Chard, often called Swiss chard, is a cool-season biennial grown as an annual. Sow chard in the garden 2 to 4 weeks after all frost has passed in spring. To get an early start, sow chard indoors as early as 3 to 4 weeks before the average last frost date in spring for transplanting out when plants are 3 to 4 inches tall. Once established chard will tolerate heat and frost. Plant chard also in summer for a fall harvest.
Description. Chard is a member of the beet family grown for its rosette of large, crinkly green leaves on thick red or white stalks. Plants can grow to 16 inches tall and leaves and stalks can be harvested several times over the course of a season on a cut-and-come-again schedule.
Yield. Plant 2 to 3 chard plants per household member.
Site. Grow chard in full sun; chard will tolerate partial shade. Chard grows best in well-worked, well-drained soil rich in organic matter, although chard does not favor soil that is too acidic. Chard grows best in a soil pH of 6.0 to 6.8.
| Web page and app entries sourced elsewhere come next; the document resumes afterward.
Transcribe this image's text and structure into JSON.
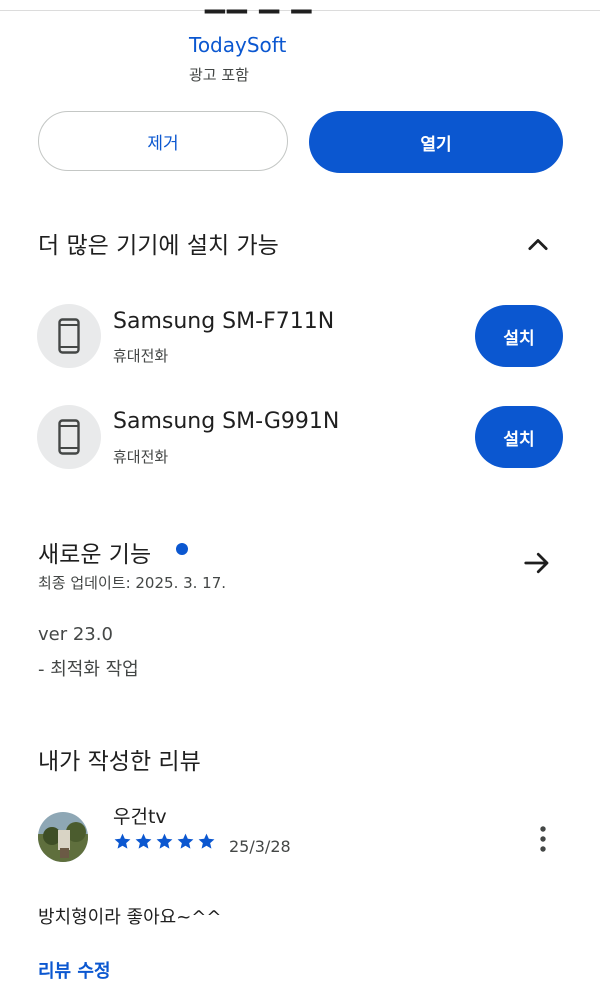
{
  "header": {
    "developer": "TodaySoft",
    "ad_note": "광고 포함"
  },
  "actions": {
    "remove_label": "제거",
    "open_label": "열기"
  },
  "more_devices": {
    "title": "더 많은 기기에 설치 가능",
    "devices": [
      {
        "name": "Samsung SM-F711N",
        "type": "휴대전화",
        "install_label": "설치"
      },
      {
        "name": "Samsung SM-G991N",
        "type": "휴대전화",
        "install_label": "설치"
      }
    ]
  },
  "whats_new": {
    "title": "새로운 기능",
    "updated": "최종 업데이트: 2025. 3. 17.",
    "version": "ver 23.0",
    "note": "- 최적화 작업"
  },
  "my_review": {
    "title": "내가 작성한 리뷰",
    "reviewer": "우건tv",
    "rating": 5,
    "date": "25/3/28",
    "text": "방치형이라 좋아요~^^",
    "edit_label": "리뷰 수정"
  },
  "icons": {
    "collapse": "chevron-up-icon",
    "device": "phone-icon",
    "forward": "arrow-right-icon",
    "star": "star-icon",
    "more": "more-vert-icon",
    "new_dot": "dot-indicator-icon"
  },
  "colors": {
    "accent": "#0b57d0",
    "text": "#1f1f1f",
    "secondary": "#444746",
    "chip_bg": "#e9eaeb"
  }
}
Planting time. Chard grows best in cool temperatures; high temperatures will slow down leaf production. Sow chard in the garden 2 to 4 weeks after all frost has passed in spring. To get an early start, sow chard indoors as early as 3 to 4 weeks before the average last frost date in spring for transplanting out when plants are 3 to 4 inches tall. Plant chard also in summer for a fall harvest. Once established chard will tolerate heat and frost. In mild-winter climates, chard can be grown through the winter.
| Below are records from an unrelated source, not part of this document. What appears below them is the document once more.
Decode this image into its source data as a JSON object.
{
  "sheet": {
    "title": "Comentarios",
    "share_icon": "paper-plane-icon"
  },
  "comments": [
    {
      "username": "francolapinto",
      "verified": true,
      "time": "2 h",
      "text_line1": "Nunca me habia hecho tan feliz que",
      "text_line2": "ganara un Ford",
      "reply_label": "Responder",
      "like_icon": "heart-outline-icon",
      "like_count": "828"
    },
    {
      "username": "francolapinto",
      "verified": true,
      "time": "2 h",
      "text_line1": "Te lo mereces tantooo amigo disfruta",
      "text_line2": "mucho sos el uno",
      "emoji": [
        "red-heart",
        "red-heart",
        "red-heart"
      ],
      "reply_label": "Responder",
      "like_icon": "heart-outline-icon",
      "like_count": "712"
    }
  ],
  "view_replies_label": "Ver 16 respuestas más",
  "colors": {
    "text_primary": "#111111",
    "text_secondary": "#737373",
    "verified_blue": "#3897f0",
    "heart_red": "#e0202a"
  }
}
Planting and spacing. Sow chard seed ½ inch deep from 1 to 2 inches apart. Thin successful seedlings from 8 to 12 inches apart. Space rows 18 to 24 inches apart. Chard grows from seed cluster (several seeds to a cluster, similar to beets). Clusters are likely to produce several seedlings so thin to the strongest seedling once plants are 3 inches tall. Cut the weaker seedlings off at soil level with a small scissors. Chard can grow crowded, but leaves will be smaller. Crowded plants may tend to bolt and go to seed more quickly.
Water and feeding. Keep chard evenly moist for quick, tender growth. Prepare planting beds with well-aged compost in advance of sowing. Side dress chard with aged compost at midseason.
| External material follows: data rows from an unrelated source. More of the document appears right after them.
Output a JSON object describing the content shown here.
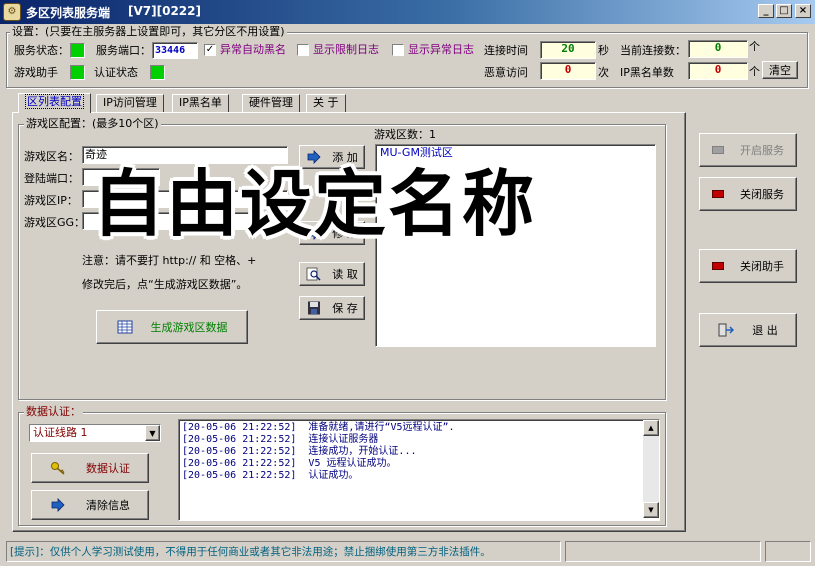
{
  "window": {
    "title": "多区列表服务端",
    "version": "[V7][0222]",
    "min_label": "_",
    "max_label": "□",
    "close_label": "×"
  },
  "settings": {
    "group_title": "设置：(只要在主服务器上设置即可，其它分区不用设置)",
    "service_status_label": "服务状态：",
    "service_port_label": "服务端口：",
    "service_port_value": "33446",
    "auto_blacklist_label": "异常自动黑名",
    "auto_blacklist_checked": true,
    "show_limit_log_label": "显示限制日志",
    "show_limit_log_checked": false,
    "show_abnormal_log_label": "显示异常日志",
    "show_abnormal_log_checked": false,
    "connect_time_label": "连接时间",
    "connect_time_value": "20",
    "connect_time_unit": "秒",
    "current_connections_label": "当前连接数：",
    "current_connections_value": "0",
    "current_connections_unit": "个",
    "game_helper_label": "游戏助手",
    "auth_status_label": "认证状态",
    "malicious_access_label": "恶意访问",
    "malicious_access_value": "0",
    "malicious_access_unit": "次",
    "ip_blacklist_count_label": "IP黑名单数",
    "ip_blacklist_count_value": "0",
    "ip_blacklist_count_unit": "个",
    "clear_button": "清空",
    "led_color": "#00d000"
  },
  "tabs": [
    {
      "label": "区列表配置",
      "active": true
    },
    {
      "label": "IP访问管理",
      "active": false
    },
    {
      "label": "IP黑名单",
      "active": false
    },
    {
      "label": "硬件管理",
      "active": false
    },
    {
      "label": "关 于",
      "active": false
    }
  ],
  "zone_config": {
    "group_title": "游戏区配置：(最多10个区)",
    "name_label": "游戏区名：",
    "name_value": "奇迹",
    "port_label": "登陆端口：",
    "ip_label": "游戏区IP：",
    "gg_label": "游戏区GG：",
    "add_button": "添 加",
    "modify_button": "修 改",
    "read_button": "读 取",
    "save_button": "保 存",
    "note_line1": "注意：请不要打 http:// 和 空格、+",
    "note_line2": "修改完后，点“生成游戏区数据”。",
    "generate_button": "生成游戏区数据",
    "zone_count_label": "游戏区数：1",
    "zone_list": [
      "MU-GM测试区"
    ]
  },
  "side_buttons": {
    "start_service": "开启服务",
    "stop_service": "关闭服务",
    "stop_helper": "关闭助手",
    "exit": "退  出"
  },
  "data_auth": {
    "group_title": "数据认证：",
    "route_select": "认证线路 1",
    "auth_button": "数据认证",
    "clear_button": "清除信息",
    "log_lines": [
      "[20-05-06 21:22:52]  准备就绪,请进行“V5远程认证”.",
      "[20-05-06 21:22:52]  连接认证服务器",
      "[20-05-06 21:22:52]  连接成功，开始认证...",
      "[20-05-06 21:22:52]  V5 远程认证成功。",
      "[20-05-06 21:22:52]  认证成功。"
    ]
  },
  "status_bar": {
    "tip": "[提示]：仅供个人学习测试使用，不得用于任何商业或者其它非法用途；禁止捆绑使用第三方非法插件。"
  },
  "overlay": {
    "text": "自由设定名称"
  }
}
Companion plants. Chicory, garlic, leeks, mustard, onions. Avoid growing chard with legumes, potatoes, or tomatoes.
Container growing. Chard will grow in an 8-inch pot. Plant 2 or 3 plants in a container. In larger containers, set chard in wide rows on 8-inch centers. Pick older, outside leaves first and allow young, tender leaves to grow on.
Pests. Aphids and leaf miners will attack chard. Control aphids by pinching out the affected leaves or hose them away with a blast of water. Leaf miners feed on the inside of leaf surfaces. Remove leaves with significant leaf miner damage and look underneath leaves for row of pearl-white eggs; destroy them.
Diseases. Chard has no serious disease problems.
Harvest. Chard will be ready for harvest in 55 to 60 days from sowing. Pick outside leaves as early as three inches long but before leaves grow to10 inches long. Older leaves will have an earthy flavor. Harvest chard on a cut-and-come-again schedule; remove a few outside leaves at time. If you harvest the whole plant, cut it back to about 3 inches above the soil and it will grow back. Chare that over winters can be harvested again the second year.
Varieties. Dark green, crumpled leaves: Argentata (55 days); Fordhook Giant (60 days); White King (55 days). Red chard: Rainbow (60 days); Ruby Red (55 days); Vulcan (60 days). Dark green smooth leaves: French Swiss Chard (60 days); Green (60 days); Perpetual (50 days). Light green chard: Giant Lucullus (50 days); Lucullus (50 days).
Storing and preserving. Chard will keep in the refrigerator for 2 weeks. Remove the stem and chard will keep in the freezer for up to 6 months.
Common name. Chard, Swiss chard, sea kale, Swiss beet, sea kale beet.
Botanical name. Beta vulgaris cicla
Origin. Europe, Mediterranean
Grow 80 vegetables: THE KITCHEN GARDEN GROWERS’ GUIDE